(TASK)
The whole listing that follows should be printed again, unchanged.

(PROVIDED DATA)
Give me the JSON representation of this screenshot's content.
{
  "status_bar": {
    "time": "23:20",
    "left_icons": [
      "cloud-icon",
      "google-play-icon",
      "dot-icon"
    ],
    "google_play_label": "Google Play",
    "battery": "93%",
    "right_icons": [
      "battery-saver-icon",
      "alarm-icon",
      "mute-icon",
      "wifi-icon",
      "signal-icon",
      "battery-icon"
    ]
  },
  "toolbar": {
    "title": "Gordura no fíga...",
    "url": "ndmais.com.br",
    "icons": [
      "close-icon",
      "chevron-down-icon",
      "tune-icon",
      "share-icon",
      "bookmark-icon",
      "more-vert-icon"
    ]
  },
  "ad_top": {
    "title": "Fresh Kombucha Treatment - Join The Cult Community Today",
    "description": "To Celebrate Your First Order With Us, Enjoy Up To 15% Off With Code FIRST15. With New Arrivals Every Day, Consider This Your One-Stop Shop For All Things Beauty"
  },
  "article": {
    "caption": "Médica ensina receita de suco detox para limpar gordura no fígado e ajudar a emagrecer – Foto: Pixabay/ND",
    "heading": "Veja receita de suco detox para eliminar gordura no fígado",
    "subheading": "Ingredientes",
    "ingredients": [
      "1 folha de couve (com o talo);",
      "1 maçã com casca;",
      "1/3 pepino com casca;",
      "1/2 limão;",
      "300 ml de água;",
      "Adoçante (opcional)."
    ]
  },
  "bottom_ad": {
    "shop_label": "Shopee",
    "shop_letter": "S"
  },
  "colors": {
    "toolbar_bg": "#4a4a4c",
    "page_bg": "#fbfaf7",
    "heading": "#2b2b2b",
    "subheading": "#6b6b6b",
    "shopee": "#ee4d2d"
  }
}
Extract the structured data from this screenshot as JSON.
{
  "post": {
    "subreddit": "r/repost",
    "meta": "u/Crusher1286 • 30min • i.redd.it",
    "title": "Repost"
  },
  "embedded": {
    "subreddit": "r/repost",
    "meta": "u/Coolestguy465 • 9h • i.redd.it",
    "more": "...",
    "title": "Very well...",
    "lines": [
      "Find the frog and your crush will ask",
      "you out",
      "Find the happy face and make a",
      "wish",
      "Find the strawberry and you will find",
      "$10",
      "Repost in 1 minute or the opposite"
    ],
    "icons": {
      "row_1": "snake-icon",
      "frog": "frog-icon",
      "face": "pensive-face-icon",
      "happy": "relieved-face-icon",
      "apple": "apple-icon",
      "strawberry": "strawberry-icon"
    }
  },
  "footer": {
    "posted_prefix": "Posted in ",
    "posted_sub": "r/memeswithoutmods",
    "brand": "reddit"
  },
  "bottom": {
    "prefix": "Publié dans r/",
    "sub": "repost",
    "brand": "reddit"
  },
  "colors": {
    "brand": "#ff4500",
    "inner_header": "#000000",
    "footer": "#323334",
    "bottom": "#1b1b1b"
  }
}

(ANSWER SECTION)
Give me the JSON representation of this screenshot's content.
{
  "status_bar": {
    "time": "23:20",
    "left_icons": [
      "cloud-icon",
      "google-play-icon",
      "dot-icon"
    ],
    "google_play_label": "Google Play",
    "battery": "93%",
    "right_icons": [
      "battery-saver-icon",
      "alarm-icon",
      "mute-icon",
      "wifi-icon",
      "signal-icon",
      "battery-icon"
    ]
  },
  "toolbar": {
    "title": "Gordura no fíga...",
    "url": "ndmais.com.br",
    "icons": [
      "close-icon",
      "chevron-down-icon",
      "tune-icon",
      "share-icon",
      "bookmark-icon",
      "more-vert-icon"
    ]
  },
  "ad_top": {
    "title": "Fresh Kombucha Treatment - Join The Cult Community Today",
    "description": "To Celebrate Your First Order With Us, Enjoy Up To 15% Off With Code FIRST15. With New Arrivals Every Day, Consider This Your One-Stop Shop For All Things Beauty"
  },
  "article": {
    "caption": "Médica ensina receita de suco detox para limpar gordura no fígado e ajudar a emagrecer – Foto: Pixabay/ND",
    "heading": "Veja receita de suco detox para eliminar gordura no fígado",
    "subheading": "Ingredientes",
    "ingredients": [
      "1 folha de couve (com o talo);",
      "1 maçã com casca;",
      "1/3 pepino com casca;",
      "1/2 limão;",
      "300 ml de água;",
      "Adoçante (opcional)."
    ]
  },
  "bottom_ad": {
    "shop_label": "Shopee",
    "shop_letter": "S"
  },
  "colors": {
    "toolbar_bg": "#4a4a4c",
    "page_bg": "#fbfaf7",
    "heading": "#2b2b2b",
    "subheading": "#6b6b6b",
    "shopee": "#ee4d2d"
  }
}
Extract the structured data from this screenshot as JSON.
{
  "post": {
    "subreddit": "r/repost",
    "meta": "u/Crusher1286 • 30min • i.redd.it",
    "title": "Repost"
  },
  "embedded": {
    "subreddit": "r/repost",
    "meta": "u/Coolestguy465 • 9h • i.redd.it",
    "more": "...",
    "title": "Very well...",
    "lines": [
      "Find the frog and your crush will ask",
      "you out",
      "Find the happy face and make a",
      "wish",
      "Find the strawberry and you will find",
      "$10",
      "Repost in 1 minute or the opposite"
    ],
    "icons": {
      "row_1": "snake-icon",
      "frog": "frog-icon",
      "face": "pensive-face-icon",
      "happy": "relieved-face-icon",
      "apple": "apple-icon",
      "strawberry": "strawberry-icon"
    }
  },
  "footer": {
    "posted_prefix": "Posted in ",
    "posted_sub": "r/memeswithoutmods",
    "brand": "reddit"
  },
  "bottom": {
    "prefix": "Publié dans r/",
    "sub": "repost",
    "brand": "reddit"
  },
  "colors": {
    "brand": "#ff4500",
    "inner_header": "#000000",
    "footer": "#323334",
    "bottom": "#1b1b1b"
  }
}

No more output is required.